Benjamin Millepied and his LA Dance Project are in the midst of a Bach odyssey in their downtown performance space with their latest, epic version of an evening length piece titled I fall, I flow, I melt. A multi-section work for his heterogenous ensemble of 12 dancers, the 75 minute performance encompasses music drawn from Bach’s chamber, keyboard, and liturgical genres in a strategic mix that makes you think the music was conceived for the purpose at hand. Opening with the magnificent triple chorus from St. Matthew Passion (“Daughters, Hear My Lament” ) and closing with a cathedral rattling version of the C minor Passacaglia for organ, the interior of I fall, I flow, I melt embraces four movements of the second D minor Partita for solo violin (the Sarabanda was missing this time around), a suite of three gauzy, introspective solo violin miniatures by David Lang, plus the “Our Common Fate” excerpt from his “Our National Anthems” for voices and string quartet. All of it was presented in the round, buoyed up beautifully with violinist Etienne Gara playing the partita and the Lang pieces for violin from a dais against the back wall of the performance space.

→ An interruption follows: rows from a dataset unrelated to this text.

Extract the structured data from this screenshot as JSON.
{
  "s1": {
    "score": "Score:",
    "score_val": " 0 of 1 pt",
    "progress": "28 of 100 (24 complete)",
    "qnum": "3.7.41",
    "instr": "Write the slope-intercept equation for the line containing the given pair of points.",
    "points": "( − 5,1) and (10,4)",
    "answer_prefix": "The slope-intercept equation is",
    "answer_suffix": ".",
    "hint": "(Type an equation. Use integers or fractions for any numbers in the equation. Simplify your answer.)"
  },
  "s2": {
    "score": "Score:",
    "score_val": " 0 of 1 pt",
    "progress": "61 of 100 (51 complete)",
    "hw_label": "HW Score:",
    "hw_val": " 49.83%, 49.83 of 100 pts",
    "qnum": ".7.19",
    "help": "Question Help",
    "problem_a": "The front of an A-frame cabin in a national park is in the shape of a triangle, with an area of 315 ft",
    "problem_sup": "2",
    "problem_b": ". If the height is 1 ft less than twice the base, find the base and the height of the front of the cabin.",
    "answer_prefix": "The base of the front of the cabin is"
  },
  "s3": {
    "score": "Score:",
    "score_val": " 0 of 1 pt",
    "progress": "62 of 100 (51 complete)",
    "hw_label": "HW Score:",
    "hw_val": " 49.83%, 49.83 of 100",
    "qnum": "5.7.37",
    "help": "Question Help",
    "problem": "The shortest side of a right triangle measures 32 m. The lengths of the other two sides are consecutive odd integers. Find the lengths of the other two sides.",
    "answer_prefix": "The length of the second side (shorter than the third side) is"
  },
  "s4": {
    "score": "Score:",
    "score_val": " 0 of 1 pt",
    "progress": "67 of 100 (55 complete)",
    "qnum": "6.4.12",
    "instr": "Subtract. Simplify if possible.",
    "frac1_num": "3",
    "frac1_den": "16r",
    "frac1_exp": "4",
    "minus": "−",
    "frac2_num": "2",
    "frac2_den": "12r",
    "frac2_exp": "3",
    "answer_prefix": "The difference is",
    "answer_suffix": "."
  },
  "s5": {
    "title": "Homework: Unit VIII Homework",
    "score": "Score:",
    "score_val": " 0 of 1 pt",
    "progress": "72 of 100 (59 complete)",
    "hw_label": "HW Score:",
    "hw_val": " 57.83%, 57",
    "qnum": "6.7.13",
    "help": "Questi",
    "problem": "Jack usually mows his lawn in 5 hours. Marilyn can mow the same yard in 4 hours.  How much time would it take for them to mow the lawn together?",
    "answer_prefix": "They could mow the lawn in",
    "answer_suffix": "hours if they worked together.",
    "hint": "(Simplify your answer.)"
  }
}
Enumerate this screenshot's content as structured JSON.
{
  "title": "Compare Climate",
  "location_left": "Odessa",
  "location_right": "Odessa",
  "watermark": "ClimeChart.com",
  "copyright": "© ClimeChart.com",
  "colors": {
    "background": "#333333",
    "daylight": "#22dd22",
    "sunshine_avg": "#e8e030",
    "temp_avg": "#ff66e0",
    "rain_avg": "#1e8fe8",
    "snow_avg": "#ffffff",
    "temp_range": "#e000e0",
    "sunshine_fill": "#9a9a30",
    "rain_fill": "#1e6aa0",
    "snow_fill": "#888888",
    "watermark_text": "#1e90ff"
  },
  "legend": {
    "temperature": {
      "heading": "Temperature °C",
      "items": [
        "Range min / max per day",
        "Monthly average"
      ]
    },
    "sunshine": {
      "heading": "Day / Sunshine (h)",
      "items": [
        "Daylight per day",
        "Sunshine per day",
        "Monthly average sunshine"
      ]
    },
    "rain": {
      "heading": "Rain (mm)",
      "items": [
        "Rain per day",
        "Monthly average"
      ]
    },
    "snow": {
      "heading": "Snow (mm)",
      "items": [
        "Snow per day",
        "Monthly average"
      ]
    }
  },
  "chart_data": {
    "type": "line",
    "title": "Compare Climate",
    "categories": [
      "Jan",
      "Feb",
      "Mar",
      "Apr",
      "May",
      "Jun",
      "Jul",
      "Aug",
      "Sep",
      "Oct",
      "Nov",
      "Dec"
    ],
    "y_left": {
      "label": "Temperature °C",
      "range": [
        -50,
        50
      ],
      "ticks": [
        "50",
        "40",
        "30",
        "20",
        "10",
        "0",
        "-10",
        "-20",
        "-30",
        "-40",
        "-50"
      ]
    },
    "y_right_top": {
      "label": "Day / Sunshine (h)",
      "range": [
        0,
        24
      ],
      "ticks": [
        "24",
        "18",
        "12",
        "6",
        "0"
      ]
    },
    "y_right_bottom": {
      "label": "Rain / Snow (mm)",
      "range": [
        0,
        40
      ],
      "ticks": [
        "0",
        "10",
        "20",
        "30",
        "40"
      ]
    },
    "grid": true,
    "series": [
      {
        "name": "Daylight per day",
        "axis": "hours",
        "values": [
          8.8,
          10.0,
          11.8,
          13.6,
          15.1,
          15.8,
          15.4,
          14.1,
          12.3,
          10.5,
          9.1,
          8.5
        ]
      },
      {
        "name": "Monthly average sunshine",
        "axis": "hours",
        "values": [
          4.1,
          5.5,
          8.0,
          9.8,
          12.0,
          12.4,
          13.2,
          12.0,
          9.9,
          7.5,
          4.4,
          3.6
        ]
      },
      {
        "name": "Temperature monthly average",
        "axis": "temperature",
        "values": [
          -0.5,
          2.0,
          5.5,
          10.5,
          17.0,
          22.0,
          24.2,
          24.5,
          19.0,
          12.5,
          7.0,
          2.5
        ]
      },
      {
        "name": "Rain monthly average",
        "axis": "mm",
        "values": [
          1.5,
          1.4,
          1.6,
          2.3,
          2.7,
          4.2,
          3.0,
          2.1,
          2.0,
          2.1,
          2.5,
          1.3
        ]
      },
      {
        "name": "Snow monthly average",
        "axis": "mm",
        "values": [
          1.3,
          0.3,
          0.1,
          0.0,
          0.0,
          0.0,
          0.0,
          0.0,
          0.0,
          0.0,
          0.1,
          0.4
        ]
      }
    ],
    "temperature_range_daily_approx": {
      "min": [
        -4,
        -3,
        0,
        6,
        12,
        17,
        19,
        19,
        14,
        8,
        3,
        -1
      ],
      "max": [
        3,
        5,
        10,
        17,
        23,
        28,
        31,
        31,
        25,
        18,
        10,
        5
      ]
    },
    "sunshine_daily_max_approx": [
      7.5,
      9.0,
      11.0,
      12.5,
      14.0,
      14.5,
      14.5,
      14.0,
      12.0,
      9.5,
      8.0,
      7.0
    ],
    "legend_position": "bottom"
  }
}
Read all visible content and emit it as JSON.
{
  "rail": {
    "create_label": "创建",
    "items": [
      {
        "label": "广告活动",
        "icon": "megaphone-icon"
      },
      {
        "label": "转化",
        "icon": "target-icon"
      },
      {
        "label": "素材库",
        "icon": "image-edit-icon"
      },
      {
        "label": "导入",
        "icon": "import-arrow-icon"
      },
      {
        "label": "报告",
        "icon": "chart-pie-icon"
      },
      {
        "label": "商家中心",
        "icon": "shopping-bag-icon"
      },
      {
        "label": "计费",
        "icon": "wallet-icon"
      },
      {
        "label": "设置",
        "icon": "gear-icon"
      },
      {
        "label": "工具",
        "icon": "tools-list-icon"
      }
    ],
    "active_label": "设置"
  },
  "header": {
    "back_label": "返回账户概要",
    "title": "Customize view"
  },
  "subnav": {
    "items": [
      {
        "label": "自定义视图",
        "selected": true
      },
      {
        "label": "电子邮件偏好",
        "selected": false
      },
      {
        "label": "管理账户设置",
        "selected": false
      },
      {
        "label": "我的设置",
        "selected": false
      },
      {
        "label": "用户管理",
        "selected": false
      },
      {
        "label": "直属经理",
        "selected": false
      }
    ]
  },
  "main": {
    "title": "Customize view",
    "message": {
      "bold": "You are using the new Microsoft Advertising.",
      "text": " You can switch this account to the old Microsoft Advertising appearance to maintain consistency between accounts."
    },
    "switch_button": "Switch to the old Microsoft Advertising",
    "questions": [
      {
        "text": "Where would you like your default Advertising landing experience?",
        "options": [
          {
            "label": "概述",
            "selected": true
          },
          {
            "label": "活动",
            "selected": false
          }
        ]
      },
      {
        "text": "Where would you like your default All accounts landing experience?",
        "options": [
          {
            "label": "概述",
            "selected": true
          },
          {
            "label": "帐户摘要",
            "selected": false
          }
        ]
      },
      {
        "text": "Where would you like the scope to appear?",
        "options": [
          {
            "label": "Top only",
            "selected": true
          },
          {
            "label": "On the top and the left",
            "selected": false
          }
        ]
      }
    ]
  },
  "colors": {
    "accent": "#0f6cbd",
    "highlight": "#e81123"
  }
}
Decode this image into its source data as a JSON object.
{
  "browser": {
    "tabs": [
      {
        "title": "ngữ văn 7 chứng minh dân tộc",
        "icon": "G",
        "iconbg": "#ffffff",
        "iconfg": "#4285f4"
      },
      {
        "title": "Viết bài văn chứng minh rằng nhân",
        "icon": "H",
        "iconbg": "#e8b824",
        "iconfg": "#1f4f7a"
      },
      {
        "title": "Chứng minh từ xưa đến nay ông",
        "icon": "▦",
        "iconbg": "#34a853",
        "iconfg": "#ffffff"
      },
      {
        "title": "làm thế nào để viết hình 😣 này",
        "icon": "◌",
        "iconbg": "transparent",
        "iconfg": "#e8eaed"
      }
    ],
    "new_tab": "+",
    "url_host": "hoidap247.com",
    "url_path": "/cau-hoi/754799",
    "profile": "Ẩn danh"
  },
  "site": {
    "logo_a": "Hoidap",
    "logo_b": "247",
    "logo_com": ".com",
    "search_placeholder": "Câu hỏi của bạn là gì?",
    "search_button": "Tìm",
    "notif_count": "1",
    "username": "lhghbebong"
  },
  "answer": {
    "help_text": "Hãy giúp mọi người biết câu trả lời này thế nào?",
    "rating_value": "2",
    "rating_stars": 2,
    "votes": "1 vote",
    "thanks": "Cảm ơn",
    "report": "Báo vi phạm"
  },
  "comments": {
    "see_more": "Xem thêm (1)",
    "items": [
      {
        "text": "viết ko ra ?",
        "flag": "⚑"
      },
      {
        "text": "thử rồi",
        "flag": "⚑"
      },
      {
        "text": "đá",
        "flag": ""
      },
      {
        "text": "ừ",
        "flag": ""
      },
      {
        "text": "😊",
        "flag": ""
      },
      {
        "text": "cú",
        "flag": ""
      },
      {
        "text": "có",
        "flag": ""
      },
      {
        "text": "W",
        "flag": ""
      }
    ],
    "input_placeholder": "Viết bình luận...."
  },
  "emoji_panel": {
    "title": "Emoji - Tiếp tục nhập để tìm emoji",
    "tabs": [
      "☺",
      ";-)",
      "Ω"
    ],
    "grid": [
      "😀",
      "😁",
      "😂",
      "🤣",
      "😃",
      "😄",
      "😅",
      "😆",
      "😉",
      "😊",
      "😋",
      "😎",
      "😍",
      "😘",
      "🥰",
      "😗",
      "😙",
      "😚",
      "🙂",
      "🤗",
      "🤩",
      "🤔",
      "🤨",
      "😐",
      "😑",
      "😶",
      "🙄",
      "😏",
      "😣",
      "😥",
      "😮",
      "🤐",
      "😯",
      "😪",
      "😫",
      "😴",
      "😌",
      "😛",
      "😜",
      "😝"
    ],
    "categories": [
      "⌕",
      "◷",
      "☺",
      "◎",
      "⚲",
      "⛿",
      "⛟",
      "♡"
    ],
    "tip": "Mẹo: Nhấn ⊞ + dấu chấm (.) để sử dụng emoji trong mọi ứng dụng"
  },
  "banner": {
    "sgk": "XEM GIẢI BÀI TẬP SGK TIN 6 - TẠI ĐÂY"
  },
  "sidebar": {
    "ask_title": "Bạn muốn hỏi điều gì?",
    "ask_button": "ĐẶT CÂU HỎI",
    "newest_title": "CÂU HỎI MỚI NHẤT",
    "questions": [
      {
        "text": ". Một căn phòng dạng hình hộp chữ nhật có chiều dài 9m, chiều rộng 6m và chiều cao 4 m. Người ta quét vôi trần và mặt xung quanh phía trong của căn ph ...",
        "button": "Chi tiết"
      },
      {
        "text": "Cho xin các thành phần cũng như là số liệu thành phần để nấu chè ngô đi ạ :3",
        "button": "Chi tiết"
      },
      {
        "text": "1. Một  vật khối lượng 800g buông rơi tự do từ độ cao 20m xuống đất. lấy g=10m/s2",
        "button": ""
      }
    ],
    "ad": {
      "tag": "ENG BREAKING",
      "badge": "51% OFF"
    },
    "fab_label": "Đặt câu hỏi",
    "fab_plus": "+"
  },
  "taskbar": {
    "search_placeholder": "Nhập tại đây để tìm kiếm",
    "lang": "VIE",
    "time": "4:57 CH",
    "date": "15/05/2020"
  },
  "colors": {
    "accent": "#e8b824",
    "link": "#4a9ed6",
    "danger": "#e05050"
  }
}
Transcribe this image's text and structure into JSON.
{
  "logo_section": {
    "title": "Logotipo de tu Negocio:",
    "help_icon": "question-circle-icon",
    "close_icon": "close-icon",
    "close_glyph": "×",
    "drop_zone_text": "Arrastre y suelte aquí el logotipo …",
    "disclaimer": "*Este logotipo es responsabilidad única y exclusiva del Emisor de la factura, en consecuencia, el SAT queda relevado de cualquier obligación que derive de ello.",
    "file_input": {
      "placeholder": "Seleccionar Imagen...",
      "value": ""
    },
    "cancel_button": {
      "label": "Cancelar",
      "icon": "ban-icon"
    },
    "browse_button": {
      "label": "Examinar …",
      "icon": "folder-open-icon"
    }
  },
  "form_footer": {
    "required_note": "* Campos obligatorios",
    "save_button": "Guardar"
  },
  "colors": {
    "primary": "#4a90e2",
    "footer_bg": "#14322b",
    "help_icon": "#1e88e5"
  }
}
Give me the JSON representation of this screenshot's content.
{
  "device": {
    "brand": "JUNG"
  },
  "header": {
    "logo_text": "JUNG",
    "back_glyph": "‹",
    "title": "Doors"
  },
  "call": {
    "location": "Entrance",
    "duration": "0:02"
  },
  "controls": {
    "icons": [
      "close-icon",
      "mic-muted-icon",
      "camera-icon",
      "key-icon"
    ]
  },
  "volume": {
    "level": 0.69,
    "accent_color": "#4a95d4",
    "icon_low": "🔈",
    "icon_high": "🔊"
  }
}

. . .Taylor and Hicks gave fine performances in their duo of interlocking flowing and falling. . .
It was an evening in which the movement unified the music, continually renewing the admonitions of fall, flow, melt; not ballet, not shapes and moves we’ve seen before but an imaginative syncretizing of old and new music with contemporary movement. The Bach works are part of older choreography. David Lang’s music has been newly integrated into the whole, with a choral piece and a suite of solo violin works that recast Bach’s music in modern models. His miniatures for the violin– he calls them Mystery Sonatas–steer in an entirely different direction. They are more instrumental soundscapes (reminiscent of Arvo Pärt and his tintinnabulation music) than the familiar structures and tunes of the partita and come with less in the way of auditory baggage and expectation.
Millepied has been especially adept capturing the scale of the big pieces–the St. Matthew Passion chorus, the Chaconne from the partita, and the organ Passacaglia–with the constant motion of the company dancing together in big, seething ensembles. The opening chorus captures the anguished lament of the text. Danced in a circle with chairs as a boundary, dancers fall to the floor as they are momentarily embraced in the classic broken pose of the deposition. The dancing captures the rolling and restless energy of the music which never really comes to resting point until the conclusion.
. . . It was as unexpected as it was thrilling. . .
I had seen the section choreographed to the partita a few months ago. In the current incarnation the original courtly gestures and classical steps of that performance have been removed. It reflects an attempt to free up the dancers by avoiding historically recognizable patterns and shapes, while making, as Millepied says in his notes to the performance, a direct hookup with the music itself. Mostly, that seemed to happen. It was especially good in the slightly more structured Passacaglia in which the dancers finally felt cut loose. It had a terrific ending too, with two files of dancers zippering off the stage at a near run, It was as unexpected as it was thrilling.
The odyssey continues through this weekend. See the LA Dance Project website for ticket and performance information. These are landmark performances. Don’t miss them.
(Costumes were by Alessandro Sartori. Lighting design was by Benjamin Millepied. You can read a review of the previously performed Bach Studies here.)